RECORDS FOR THIS TASK >>
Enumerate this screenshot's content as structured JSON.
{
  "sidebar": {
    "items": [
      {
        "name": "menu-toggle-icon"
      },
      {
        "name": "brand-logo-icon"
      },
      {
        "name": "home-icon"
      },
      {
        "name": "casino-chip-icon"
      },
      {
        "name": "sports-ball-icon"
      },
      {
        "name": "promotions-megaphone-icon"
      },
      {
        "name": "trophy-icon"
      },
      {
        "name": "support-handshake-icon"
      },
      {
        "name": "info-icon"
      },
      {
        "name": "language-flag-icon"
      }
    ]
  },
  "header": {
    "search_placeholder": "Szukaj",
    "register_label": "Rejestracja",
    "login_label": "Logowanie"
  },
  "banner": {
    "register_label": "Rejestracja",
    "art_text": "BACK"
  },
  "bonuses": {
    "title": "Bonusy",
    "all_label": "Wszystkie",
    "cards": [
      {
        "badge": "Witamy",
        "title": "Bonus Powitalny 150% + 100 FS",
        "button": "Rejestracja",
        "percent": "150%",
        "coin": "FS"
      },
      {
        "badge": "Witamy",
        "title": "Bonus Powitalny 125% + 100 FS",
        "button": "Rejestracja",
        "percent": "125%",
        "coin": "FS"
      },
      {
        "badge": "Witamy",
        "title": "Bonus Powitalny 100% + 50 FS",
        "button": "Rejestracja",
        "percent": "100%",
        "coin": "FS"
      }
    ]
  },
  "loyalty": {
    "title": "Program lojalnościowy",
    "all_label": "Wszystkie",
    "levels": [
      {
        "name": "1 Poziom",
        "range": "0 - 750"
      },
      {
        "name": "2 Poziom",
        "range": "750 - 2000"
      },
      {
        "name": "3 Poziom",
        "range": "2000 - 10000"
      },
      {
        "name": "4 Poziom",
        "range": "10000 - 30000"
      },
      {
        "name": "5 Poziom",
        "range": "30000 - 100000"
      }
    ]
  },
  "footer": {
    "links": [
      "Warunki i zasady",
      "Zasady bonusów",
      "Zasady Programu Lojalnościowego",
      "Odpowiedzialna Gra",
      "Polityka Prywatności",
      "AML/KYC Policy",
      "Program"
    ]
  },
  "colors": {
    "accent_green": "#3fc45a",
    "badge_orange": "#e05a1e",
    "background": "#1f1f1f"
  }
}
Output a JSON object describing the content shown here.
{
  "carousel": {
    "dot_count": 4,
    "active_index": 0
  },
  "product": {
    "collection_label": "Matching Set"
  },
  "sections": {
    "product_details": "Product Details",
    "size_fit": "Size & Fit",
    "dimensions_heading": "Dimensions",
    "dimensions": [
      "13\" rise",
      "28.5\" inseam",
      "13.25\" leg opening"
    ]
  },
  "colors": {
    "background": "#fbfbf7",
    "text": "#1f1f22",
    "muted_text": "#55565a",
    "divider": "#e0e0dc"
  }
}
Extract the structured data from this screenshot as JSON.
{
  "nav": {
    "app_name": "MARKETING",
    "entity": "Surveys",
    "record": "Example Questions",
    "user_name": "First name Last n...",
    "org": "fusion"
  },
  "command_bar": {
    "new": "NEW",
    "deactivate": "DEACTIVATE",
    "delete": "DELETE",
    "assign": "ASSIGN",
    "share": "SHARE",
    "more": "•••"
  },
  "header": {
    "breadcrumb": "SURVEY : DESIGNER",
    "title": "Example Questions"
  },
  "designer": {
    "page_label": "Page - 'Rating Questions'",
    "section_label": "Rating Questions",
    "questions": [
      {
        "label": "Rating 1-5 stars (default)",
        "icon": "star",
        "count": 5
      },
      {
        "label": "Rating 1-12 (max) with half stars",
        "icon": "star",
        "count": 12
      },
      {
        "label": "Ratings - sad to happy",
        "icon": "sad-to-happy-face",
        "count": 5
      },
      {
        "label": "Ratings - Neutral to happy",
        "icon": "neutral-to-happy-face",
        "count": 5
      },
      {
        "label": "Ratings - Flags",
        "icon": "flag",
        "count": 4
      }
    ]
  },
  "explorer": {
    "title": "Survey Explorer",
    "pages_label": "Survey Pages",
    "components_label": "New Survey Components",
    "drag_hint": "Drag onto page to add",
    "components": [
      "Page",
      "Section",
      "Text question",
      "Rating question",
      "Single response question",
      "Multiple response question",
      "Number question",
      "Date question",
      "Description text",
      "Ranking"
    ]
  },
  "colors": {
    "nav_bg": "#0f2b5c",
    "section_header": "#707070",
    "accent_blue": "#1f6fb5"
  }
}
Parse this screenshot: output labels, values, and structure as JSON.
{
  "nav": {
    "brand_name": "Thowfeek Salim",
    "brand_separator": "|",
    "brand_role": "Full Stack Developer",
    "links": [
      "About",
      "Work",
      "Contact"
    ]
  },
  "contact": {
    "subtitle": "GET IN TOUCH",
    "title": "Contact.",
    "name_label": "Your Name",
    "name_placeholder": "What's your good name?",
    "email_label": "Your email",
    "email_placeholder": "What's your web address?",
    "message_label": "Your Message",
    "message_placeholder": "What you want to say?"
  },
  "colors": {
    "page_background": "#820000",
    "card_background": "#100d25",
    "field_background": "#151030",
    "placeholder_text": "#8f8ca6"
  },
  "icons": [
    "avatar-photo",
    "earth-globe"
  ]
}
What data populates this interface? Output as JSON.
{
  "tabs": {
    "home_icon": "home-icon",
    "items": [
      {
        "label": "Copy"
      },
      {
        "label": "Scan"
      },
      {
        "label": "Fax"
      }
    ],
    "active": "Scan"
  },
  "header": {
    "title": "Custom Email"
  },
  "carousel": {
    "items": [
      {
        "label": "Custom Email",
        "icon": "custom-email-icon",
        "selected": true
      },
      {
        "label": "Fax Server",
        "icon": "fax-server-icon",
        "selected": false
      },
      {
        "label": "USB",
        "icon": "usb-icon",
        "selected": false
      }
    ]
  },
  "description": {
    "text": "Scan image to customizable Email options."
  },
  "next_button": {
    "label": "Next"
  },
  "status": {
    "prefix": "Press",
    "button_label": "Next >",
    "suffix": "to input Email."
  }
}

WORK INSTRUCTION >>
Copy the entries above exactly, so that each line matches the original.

SOLUTION FOR THIS PROBLEM >>
Enumerate this screenshot's content as structured JSON.
{
  "sidebar": {
    "items": [
      {
        "name": "menu-toggle-icon"
      },
      {
        "name": "brand-logo-icon"
      },
      {
        "name": "home-icon"
      },
      {
        "name": "casino-chip-icon"
      },
      {
        "name": "sports-ball-icon"
      },
      {
        "name": "promotions-megaphone-icon"
      },
      {
        "name": "trophy-icon"
      },
      {
        "name": "support-handshake-icon"
      },
      {
        "name": "info-icon"
      },
      {
        "name": "language-flag-icon"
      }
    ]
  },
  "header": {
    "search_placeholder": "Szukaj",
    "register_label": "Rejestracja",
    "login_label": "Logowanie"
  },
  "banner": {
    "register_label": "Rejestracja",
    "art_text": "BACK"
  },
  "bonuses": {
    "title": "Bonusy",
    "all_label": "Wszystkie",
    "cards": [
      {
        "badge": "Witamy",
        "title": "Bonus Powitalny 150% + 100 FS",
        "button": "Rejestracja",
        "percent": "150%",
        "coin": "FS"
      },
      {
        "badge": "Witamy",
        "title": "Bonus Powitalny 125% + 100 FS",
        "button": "Rejestracja",
        "percent": "125%",
        "coin": "FS"
      },
      {
        "badge": "Witamy",
        "title": "Bonus Powitalny 100% + 50 FS",
        "button": "Rejestracja",
        "percent": "100%",
        "coin": "FS"
      }
    ]
  },
  "loyalty": {
    "title": "Program lojalnościowy",
    "all_label": "Wszystkie",
    "levels": [
      {
        "name": "1 Poziom",
        "range": "0 - 750"
      },
      {
        "name": "2 Poziom",
        "range": "750 - 2000"
      },
      {
        "name": "3 Poziom",
        "range": "2000 - 10000"
      },
      {
        "name": "4 Poziom",
        "range": "10000 - 30000"
      },
      {
        "name": "5 Poziom",
        "range": "30000 - 100000"
      }
    ]
  },
  "footer": {
    "links": [
      "Warunki i zasady",
      "Zasady bonusów",
      "Zasady Programu Lojalnościowego",
      "Odpowiedzialna Gra",
      "Polityka Prywatności",
      "AML/KYC Policy",
      "Program"
    ]
  },
  "colors": {
    "accent_green": "#3fc45a",
    "badge_orange": "#e05a1e",
    "background": "#1f1f1f"
  }
}
Output a JSON object describing the content shown here.
{
  "carousel": {
    "dot_count": 4,
    "active_index": 0
  },
  "product": {
    "collection_label": "Matching Set"
  },
  "sections": {
    "product_details": "Product Details",
    "size_fit": "Size & Fit",
    "dimensions_heading": "Dimensions",
    "dimensions": [
      "13\" rise",
      "28.5\" inseam",
      "13.25\" leg opening"
    ]
  },
  "colors": {
    "background": "#fbfbf7",
    "text": "#1f1f22",
    "muted_text": "#55565a",
    "divider": "#e0e0dc"
  }
}
Extract the structured data from this screenshot as JSON.
{
  "nav": {
    "app_name": "MARKETING",
    "entity": "Surveys",
    "record": "Example Questions",
    "user_name": "First name Last n...",
    "org": "fusion"
  },
  "command_bar": {
    "new": "NEW",
    "deactivate": "DEACTIVATE",
    "delete": "DELETE",
    "assign": "ASSIGN",
    "share": "SHARE",
    "more": "•••"
  },
  "header": {
    "breadcrumb": "SURVEY : DESIGNER",
    "title": "Example Questions"
  },
  "designer": {
    "page_label": "Page - 'Rating Questions'",
    "section_label": "Rating Questions",
    "questions": [
      {
        "label": "Rating 1-5 stars (default)",
        "icon": "star",
        "count": 5
      },
      {
        "label": "Rating 1-12 (max) with half stars",
        "icon": "star",
        "count": 12
      },
      {
        "label": "Ratings - sad to happy",
        "icon": "sad-to-happy-face",
        "count": 5
      },
      {
        "label": "Ratings - Neutral to happy",
        "icon": "neutral-to-happy-face",
        "count": 5
      },
      {
        "label": "Ratings - Flags",
        "icon": "flag",
        "count": 4
      }
    ]
  },
  "explorer": {
    "title": "Survey Explorer",
    "pages_label": "Survey Pages",
    "components_label": "New Survey Components",
    "drag_hint": "Drag onto page to add",
    "components": [
      "Page",
      "Section",
      "Text question",
      "Rating question",
      "Single response question",
      "Multiple response question",
      "Number question",
      "Date question",
      "Description text",
      "Ranking"
    ]
  },
  "colors": {
    "nav_bg": "#0f2b5c",
    "section_header": "#707070",
    "accent_blue": "#1f6fb5"
  }
}
Parse this screenshot: output labels, values, and structure as JSON.
{
  "nav": {
    "brand_name": "Thowfeek Salim",
    "brand_separator": "|",
    "brand_role": "Full Stack Developer",
    "links": [
      "About",
      "Work",
      "Contact"
    ]
  },
  "contact": {
    "subtitle": "GET IN TOUCH",
    "title": "Contact.",
    "name_label": "Your Name",
    "name_placeholder": "What's your good name?",
    "email_label": "Your email",
    "email_placeholder": "What's your web address?",
    "message_label": "Your Message",
    "message_placeholder": "What you want to say?"
  },
  "colors": {
    "page_background": "#820000",
    "card_background": "#100d25",
    "field_background": "#151030",
    "placeholder_text": "#8f8ca6"
  },
  "icons": [
    "avatar-photo",
    "earth-globe"
  ]
}
What data populates this interface? Output as JSON.
{
  "tabs": {
    "home_icon": "home-icon",
    "items": [
      {
        "label": "Copy"
      },
      {
        "label": "Scan"
      },
      {
        "label": "Fax"
      }
    ],
    "active": "Scan"
  },
  "header": {
    "title": "Custom Email"
  },
  "carousel": {
    "items": [
      {
        "label": "Custom Email",
        "icon": "custom-email-icon",
        "selected": true
      },
      {
        "label": "Fax Server",
        "icon": "fax-server-icon",
        "selected": false
      },
      {
        "label": "USB",
        "icon": "usb-icon",
        "selected": false
      }
    ]
  },
  "description": {
    "text": "Scan image to customizable Email options."
  },
  "next_button": {
    "label": "Next"
  },
  "status": {
    "prefix": "Press",
    "button_label": "Next >",
    "suffix": "to input Email."
  }
}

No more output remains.